Meijer, a chain of grocery stores and supercenters, is one of the largest private companies in the United States. Dutch immigrant Hendrik Meijer founded the company in 1934. Hendrik and his son Fred Meijer would open two-dozen stores over the next thirty years before opening the first modern day supercenter in 1962. Fred Meijer is best known for pioneering the supercenter concept later copied by Sam Walton for his Wal-Mart chain. Today, there are over 235 Meijer stores across Michigan, Illinois, Indiana, Kentucky, Ohio, and Wisconsin. Fred’s son, Hank Meijer, who is a billionaire, now runs the company.
From my viewpoint, the greatest lesson from the intelligent fanatic story of Hendrik and Fred Meijer isn’t the founding of an empire, but how Hendrik raised, nurtured, and produced an exceptional person in his son Fred Meijer.
Let me give you some background.
Before opening his first grocery store, Hendrik Meijer had always been restless. He wasn’t afraid to try new things. Hendrik would work at a half a dozen trades from selling furnaces, peddling lace, raising chickens, almost opening a furniture store, running a dairy operation, and lastly becoming a barber.
In 1919, Hendrik and Gezina Meijer had a son, Fred Meijer.
In 1923, Hendrik took the family life savings and constructed a building with three storefronts. Hendrik’s plan was to set up his barber operation in the basement, rent out the storefronts to merchants, and the family would live in an apartment on the second floor. The plan worked for several years even though Hendrick always had issues leasing the storefronts.
When the great depression hit, the bad times hit barbers hard. Haircuts quickly became luxuries many could do without. The Great Depression was the defining moment of Fred’s youth.
"I used to study as a kid with my feet in a corn flakes box to stay warm. We only heated one room in the house during the days." - Fred Meijer
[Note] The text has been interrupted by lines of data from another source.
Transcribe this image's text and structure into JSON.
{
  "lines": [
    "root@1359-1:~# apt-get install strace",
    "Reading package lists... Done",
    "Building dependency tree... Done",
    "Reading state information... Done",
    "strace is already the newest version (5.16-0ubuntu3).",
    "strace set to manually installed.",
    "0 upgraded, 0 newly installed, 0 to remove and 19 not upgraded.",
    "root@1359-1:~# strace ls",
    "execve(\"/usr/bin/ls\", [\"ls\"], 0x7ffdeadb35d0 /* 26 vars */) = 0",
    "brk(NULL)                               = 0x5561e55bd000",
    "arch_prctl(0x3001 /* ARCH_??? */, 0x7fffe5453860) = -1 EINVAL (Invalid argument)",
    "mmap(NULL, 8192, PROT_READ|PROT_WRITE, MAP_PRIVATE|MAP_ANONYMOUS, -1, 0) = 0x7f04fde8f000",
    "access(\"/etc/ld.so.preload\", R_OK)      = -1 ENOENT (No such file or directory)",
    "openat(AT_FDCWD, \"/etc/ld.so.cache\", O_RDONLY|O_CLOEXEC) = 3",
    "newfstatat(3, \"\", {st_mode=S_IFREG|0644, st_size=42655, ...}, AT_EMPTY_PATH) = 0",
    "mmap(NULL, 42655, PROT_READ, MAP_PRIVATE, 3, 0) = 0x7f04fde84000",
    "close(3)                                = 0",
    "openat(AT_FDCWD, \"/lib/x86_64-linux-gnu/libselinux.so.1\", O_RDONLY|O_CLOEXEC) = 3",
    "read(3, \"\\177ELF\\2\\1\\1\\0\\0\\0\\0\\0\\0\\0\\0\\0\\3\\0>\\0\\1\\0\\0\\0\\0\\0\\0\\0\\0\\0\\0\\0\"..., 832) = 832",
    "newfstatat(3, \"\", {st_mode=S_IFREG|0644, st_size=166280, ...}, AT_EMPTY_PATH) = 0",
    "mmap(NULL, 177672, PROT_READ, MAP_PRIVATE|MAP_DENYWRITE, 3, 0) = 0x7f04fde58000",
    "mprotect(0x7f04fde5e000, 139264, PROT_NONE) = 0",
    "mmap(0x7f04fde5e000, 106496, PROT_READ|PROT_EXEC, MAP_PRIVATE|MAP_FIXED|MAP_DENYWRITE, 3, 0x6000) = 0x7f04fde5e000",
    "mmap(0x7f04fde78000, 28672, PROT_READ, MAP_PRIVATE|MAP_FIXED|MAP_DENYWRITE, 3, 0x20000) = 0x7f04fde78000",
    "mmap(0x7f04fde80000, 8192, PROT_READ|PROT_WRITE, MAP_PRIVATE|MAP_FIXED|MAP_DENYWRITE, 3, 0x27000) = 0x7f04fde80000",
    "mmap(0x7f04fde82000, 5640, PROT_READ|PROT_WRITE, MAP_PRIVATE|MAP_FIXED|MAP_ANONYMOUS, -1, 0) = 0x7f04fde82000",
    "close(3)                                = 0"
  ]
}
The Great Depression and subsequent decline in Hendrik’s barber business made it even more crucial to fill the vacant storefronts. Hendrik had tried to get A&P and Kroger to rent out one of the storefronts but both said no. He continued to be a barber while thinking of other ways to make money.
Finally in 1934, at the age of 50, Hendrik decided to sell the barber business to his assistant, and open up his own grocery store in the storefront. He sold almost all the families possessions so that he could outfit the store. He even traded away Fred’s violin for plaster services to finish the store.
Fred was 14 years old when his father decided to open the grocery store. Watching his father during his early years would instill a fearless determination in young Fred.
"From as early as Fred could remember, his father involved him not only in the labor of whatever project he had embarked upon, but in the decisions relating to that project as well. If he was trading a horse or buying a cow or talking over a loan with banker, he brought Fred along. When a salesman came into the original grocery store and Hendrik was next door in the barbershop, the children were in charge. Fred had been trusted to deal with the bread man or the wholesaler’s truck driver. Even when Hendrik and Fred were together, Hendrik would nudge Fred ahead and let him do the talking." - Hank Meijer
By the time Fred was in his early 20’s he had more business experience than men twice his age because his father included him in all business affairs and conversations since he was a kid. Fred would say later in life that his father engaged with him on a variety of subjects that caused him to think deeply about areas that most children and teenagers didn’t. Hendrik would let his teenage son negotiate with salesmen. He would let Fred fail and learn hard lessons. He would let Fred fall, but he would pick him up. This early business and social maturation provided an early confidence and launching pad for his later success.
"He (Fred) operated with an innate confidence born of the trust and experience that came from two decades of sharing decisions almost daily with his father." - Hank Meijer
I think the lesson learned from Hendrik and Fred Meijer isn’t that you should take your kids to your next annual accountant meeting. It isn’t that you should start a business with your kids. I think the lesson here is we need to engage with our children, and fan the flame of curiosity and conversation.
When parents don’t pay attention, listen, and engage with their kids when they talk it teaches the kids not to respect their own thoughts. When you feel like those closest to you aren’t listening you lose confidence in yourself. It’s hard sometimes to engage with our kids. I know it’s an area I need improve upon. The biggest competitive advantage a child has is having parents that value them.
"I never realized how big Home Depot was getting while I was growing up because he was always there for me." - daughter of Arthur Blank, cofounder of Home Depot
If you enjoyed this post, please read:
Some Thoughts on “Cradles of Eminence: Childhoods of More Than 700 Famous Men and Women”
Passing Your Family Business To the Next Generation
Does Childhood Adversity Give You An Advantage in Adulthood?
What Longstanding Belief Have You Changed Your Mind On?
Intelligent Fanatics Case Study - Ernest Henderson
This is a companion discussion topic for the original entry at https://intelligentfanatics.com/nurturing-the-intelligent-fanatic-in-our-children/